I now see that I worried so much because I was just thinking with my brain. The brain is designed to be protective and be on the look-out for danger. Only using your brain to think makes everything – even the good stuff – look like a source for concern.
So when you get a promotion, instead of being happy that your hard work paid off, brain thinks – can you really do this job? A positive report from your doctor has brain worrying that she must have missed something that’s probably life threatening.
Brain throws up more things to worry about and lacks a program for happiness. We think the brain is the house of reason, but sometimes brain helps us believe in that which is untrue.
It was time to give my brain a rest, and to start thinking with my heart instead. I needed to think like my daughter Emily, who naturally lives Heart-first because that’s the only way she knows how to live.
I quickly learned that Heart helps the brain.
Heart is by nature thankful, truthful, loving, curious, and playful. Heart is designed to expand your thinking into seeing the goodness and glory, instead of just the doom and gloom. And I don’t mean your anatomical heart. I’m talking about Heart the way I’ve come to understand the collection of longings and abilities that don’t come from your brain.
But don’t think that Heart is a pushover or weak just because negativity isn’t its default setting. Heart is your source of resilience, purpose, courage and hope—not brain.
So how do you make the switch from brain thinking to heart thinking? I start by using words that Heart relates to, because words have power over how we think. Heart words are positive and about abundance, “I have everything I need.” Brain words lean towards lack, “I don’t have enough.”
I learned these words by listening to Emily.
At first you might feel skeptical and silly saying these words and using these strategies. Will doing this really help me worry less and be happier? I was skeptical too.
But I started slowly and saw that things began to change when I thought with my heart. I started to feel lighter, calmer, and just better. It was easier to breathe. I felt happier. I worried less.
If you want to make the switch from brain thinking to Heart thinking, try adding these words and phrases to your vocabulary.
Heart sees beauty everywhere, so say “wow” when you find it. When you’re driving home from work and notice the leaves on the trees turning red and yellow, that’s a “wow” moment. Acknowledge that moment – it feels good.
“So this is brand new.”
The next time you think this is the worst thing that could ever happen, try saying “so this is brand new.” When you think with Heart, you start seeing things as they are: completely NEW, with many possible outcomes.
Brain is a learning machine and relates all new situations to what’s already happened. If what happened in the past was bad, then brain slaps that same outcome onto the present. If you were a poor student as a kid, according to brain you’ll certainly be one now.

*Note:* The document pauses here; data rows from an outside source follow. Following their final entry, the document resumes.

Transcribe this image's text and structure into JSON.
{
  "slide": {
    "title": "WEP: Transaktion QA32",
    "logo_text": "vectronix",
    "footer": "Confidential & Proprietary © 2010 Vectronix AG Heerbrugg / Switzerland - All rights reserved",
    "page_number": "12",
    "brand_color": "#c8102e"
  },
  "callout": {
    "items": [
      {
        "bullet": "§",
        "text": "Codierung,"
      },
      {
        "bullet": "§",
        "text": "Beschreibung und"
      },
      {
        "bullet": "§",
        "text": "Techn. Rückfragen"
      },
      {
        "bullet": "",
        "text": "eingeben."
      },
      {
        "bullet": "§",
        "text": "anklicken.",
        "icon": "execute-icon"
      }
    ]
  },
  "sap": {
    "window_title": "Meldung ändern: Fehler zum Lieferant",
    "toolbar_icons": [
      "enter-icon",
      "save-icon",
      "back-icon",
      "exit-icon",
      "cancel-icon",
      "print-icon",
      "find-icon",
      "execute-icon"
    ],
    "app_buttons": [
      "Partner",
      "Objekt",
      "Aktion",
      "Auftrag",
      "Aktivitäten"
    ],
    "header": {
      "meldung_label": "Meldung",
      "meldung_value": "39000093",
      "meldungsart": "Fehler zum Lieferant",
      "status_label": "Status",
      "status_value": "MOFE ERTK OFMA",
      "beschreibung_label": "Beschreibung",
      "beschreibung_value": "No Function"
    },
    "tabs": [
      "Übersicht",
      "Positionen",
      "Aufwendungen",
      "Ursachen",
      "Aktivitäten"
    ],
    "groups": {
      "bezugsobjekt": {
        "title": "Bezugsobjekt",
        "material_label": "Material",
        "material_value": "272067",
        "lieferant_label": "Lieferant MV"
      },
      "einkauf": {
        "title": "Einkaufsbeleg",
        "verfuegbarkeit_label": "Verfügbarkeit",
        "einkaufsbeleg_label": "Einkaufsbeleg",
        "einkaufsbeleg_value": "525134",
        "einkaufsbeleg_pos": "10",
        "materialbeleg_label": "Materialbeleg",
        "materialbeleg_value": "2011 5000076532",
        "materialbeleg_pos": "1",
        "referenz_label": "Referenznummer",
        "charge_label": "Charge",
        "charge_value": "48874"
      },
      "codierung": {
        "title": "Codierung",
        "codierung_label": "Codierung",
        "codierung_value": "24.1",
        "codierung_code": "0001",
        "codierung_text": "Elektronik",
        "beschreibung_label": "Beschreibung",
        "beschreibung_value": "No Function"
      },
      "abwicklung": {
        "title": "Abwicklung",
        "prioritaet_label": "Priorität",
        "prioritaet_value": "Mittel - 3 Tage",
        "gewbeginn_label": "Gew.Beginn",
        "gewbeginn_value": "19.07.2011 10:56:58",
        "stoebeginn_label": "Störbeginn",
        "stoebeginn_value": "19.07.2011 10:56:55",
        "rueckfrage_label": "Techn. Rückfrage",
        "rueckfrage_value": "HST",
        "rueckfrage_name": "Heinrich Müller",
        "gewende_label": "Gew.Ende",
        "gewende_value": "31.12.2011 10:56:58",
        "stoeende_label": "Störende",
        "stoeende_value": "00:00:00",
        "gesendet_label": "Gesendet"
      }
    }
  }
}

Heart, on the other hand, has a lousy memory. Heart sees everything as a fresh start and full of possibility. Heart knows that this moment is brand new and it’s about time you give NOW a try. Go to school and be a student now if that’s want you want. Because right now is brand new.
“I’m liking it.”
You have a choice about what you pay attention to throughout your day. So when you notice something good, say “I’m liking it.”
Heart gets very playful about catching brain churn. If you’re stuck in old re-plays of upsetting conversations or situations, let your heart call it out.
“Gotcha” is mindfulness made ridiculously simple. If you’re re-hashing the same old story again, remember to make that little shift into Heart, where old re-runs are just for falling asleep.
“In my heart I know…”
When you feel yourself starting to worry, stop thinking with brain, and say, “In my heart I know __________” and see where your heart takes you.
In my heart, I know that things will be okay. In my heart, I know that this is just a party, and I can handle being here. In my heart, I know this is a difficult time but I’m strong enough to get through it.
“Don’t worry, I’ll be with you.”
Emily says this one a lot, and it makes whoever she says it to feel loved. I say it to myself too, as a reminder that for right now, I’m allowing Heart ideas to dissolve brain ideas. That I’m letting my heart help my brain think. And that I’m not defaulting into old habits like immediately worrying.
I’ve learned that living in Heart provides you with specific capabilities you don’t get with brain alone. If you want to find out if you’re living Heart-first, take this short quiz.
Originally published at www.dramybloch.com